Contra Costa County Report Considers Effects of Possible Closure of Doctors Medical Center on Local Health Care System
According to a report commissioned by the Contra Costa County Emergency Medical Services agency, county residents could face "frightening scenarios" if Doctors Medical Center San Pablo/Pinole closes, Jim Beaver, executive director of the West Contra Costa Healthcare District, said, the Contra Costa Times reports. The 232-bed hospital operates west Contra Costa County's only full-service emergency department, which provides treatment to about 40,000 patients each year. "The bottom line is 40,000 emergency visits will be going out of the community," Beaver said of the report, which will be released Thursday at a public news conference, adding that a potential closure "will result in risks to patient safety." Because a smaller emergency department in Richmond operated by Kaiser Permanente is already at capacity, patients will have to be transported to Oakland, Vallejo or Walnut Creek, county health officials said.
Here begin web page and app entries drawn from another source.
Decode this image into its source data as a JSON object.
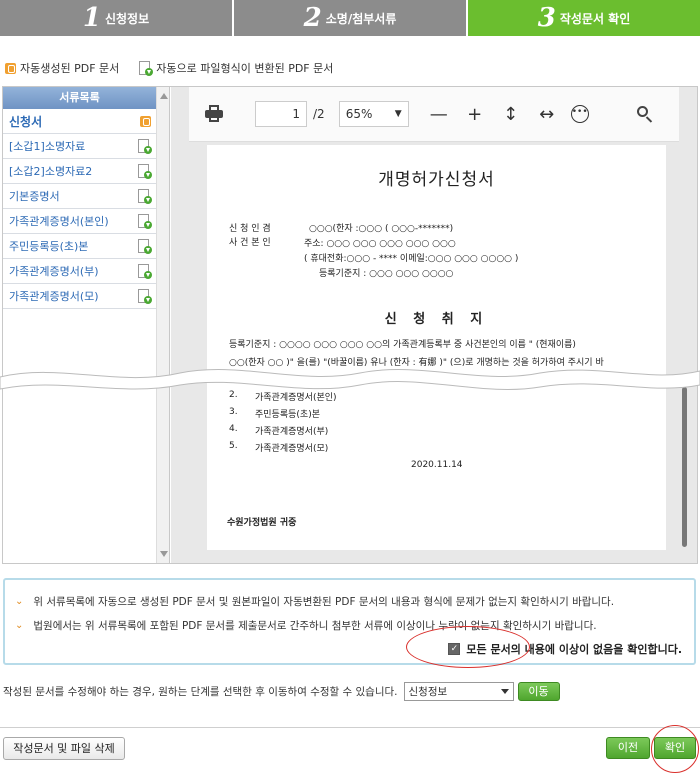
{
  "steps": [
    {
      "num": "1",
      "label": "신청정보"
    },
    {
      "num": "2",
      "label": "소명/첨부서류"
    },
    {
      "num": "3",
      "label": "작성문서 확인"
    }
  ],
  "legend": {
    "auto_pdf": "자동생성된 PDF 문서",
    "converted_pdf": "자동으로 파일형식이 변환된 PDF 문서"
  },
  "doclist": {
    "header": "서류목록",
    "items": [
      {
        "label": "신청서",
        "icon": "pdf-generated-icon"
      },
      {
        "label": "[소갑1]소명자료",
        "icon": "pdf-converted-icon"
      },
      {
        "label": "[소갑2]소명자료2",
        "icon": "pdf-converted-icon"
      },
      {
        "label": "기본증명서",
        "icon": "pdf-converted-icon"
      },
      {
        "label": "가족관계증명서(본인)",
        "icon": "pdf-converted-icon"
      },
      {
        "label": "주민등록등(초)본",
        "icon": "pdf-converted-icon"
      },
      {
        "label": "가족관계증명서(부)",
        "icon": "pdf-converted-icon"
      },
      {
        "label": "가족관계증명서(모)",
        "icon": "pdf-converted-icon"
      }
    ]
  },
  "viewer": {
    "page_current": "1",
    "page_total": "/2",
    "zoom": "65%",
    "doc": {
      "title": "개명허가신청서",
      "applicant_label1": "신 청 인 겸",
      "applicant_label2": "사 건 본 인",
      "line1": "○○○(한자 :○○○ ( ○○○-*******)",
      "line2": "주소: ○○○ ○○○ ○○○ ○○○ ○○○",
      "line3": "( 휴대전화:○○○ - ****   이메일:○○○ ○○○ ○○○○ )",
      "line4": "등록기준지 :  ○○○ ○○○ ○○○○",
      "subtitle": "신 청 취 지",
      "purpose1": "등록기준지 : ○○○○ ○○○ ○○○ ○○의 가족관계등록부 중 사건본인의 이름 \" (현재이름)",
      "purpose2": "○○(한자 ○○ )\" 을(를) \"(바꿀이름) 유나 (한자 : 有娜 )\" (으)로 개명하는 것을 허가하여 주시기 바",
      "list": [
        {
          "n": "2.",
          "t": "가족관계증명서(본인)"
        },
        {
          "n": "3.",
          "t": "주민등록등(초)본"
        },
        {
          "n": "4.",
          "t": "가족관계증명서(부)"
        },
        {
          "n": "5.",
          "t": "가족관계증명서(모)"
        }
      ],
      "date": "2020.11.14",
      "court": "수원가정법원 귀중"
    }
  },
  "notice": {
    "line1": "위 서류목록에 자동으로 생성된 PDF 문서 및 원본파일이 자동변환된 PDF 문서의 내용과 형식에 문제가 없는지 확인하시기 바랍니다.",
    "line2": "법원에서는 위 서류목록에 포함된 PDF 문서를 제출문서로 간주하니 첨부한 서류에 이상이나 누락이 없는지 확인하시기 바랍니다.",
    "agree": "모든 문서의 내용에 이상이 없음을 확인합니다."
  },
  "edit": {
    "text": "작성된 문서를 수정해야 하는 경우, 원하는 단계를 선택한 후 이동하여 수정할 수 있습니다.",
    "selected": "신청정보",
    "move": "이동"
  },
  "bottom": {
    "delete": "작성문서 및 파일 삭제",
    "prev": "이전",
    "ok": "확인"
  }
}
The Abaris Group, a consulting firm, completed the report.
District officials "have scrambled to find a way to keep the hospital open" since Tenet Healthcare, which currently operates the facility, announced in January that it would not renew its lease to operate the hospital when it expires July 31, the Times reports (Lochner, Contra Costa Times, 4/8). Last month, the district board unanimously approved a proposed June ballot measure that would establish an annual parcel tax to fund the hospital. District officials said that the tax, which would take effect July 1, would provide the immediate operating capital the hospital will need beginning Aug. 1 to remain open and would provide long-term stability for the hospital (California Healthline, 3/10). Meanwhile, the district has not yet identified a new operator of the hospital, The district is preparing to run the hospital beginning Aug. 1, which Beaver said would require the district to develop a "solid business plan" and adequate "funding to keep the hospital open" and operate the hospital in the future. Elected officials, clergy and health care activists plan to rally on Friday "to draw attention to what they see as an erosion of the availability of health care," the Times reports (Contra Costa Times, 4/8).This is part of the California Healthline Daily Edition, a summary of health policy coverage from major news organizations. Sign up for an email subscription.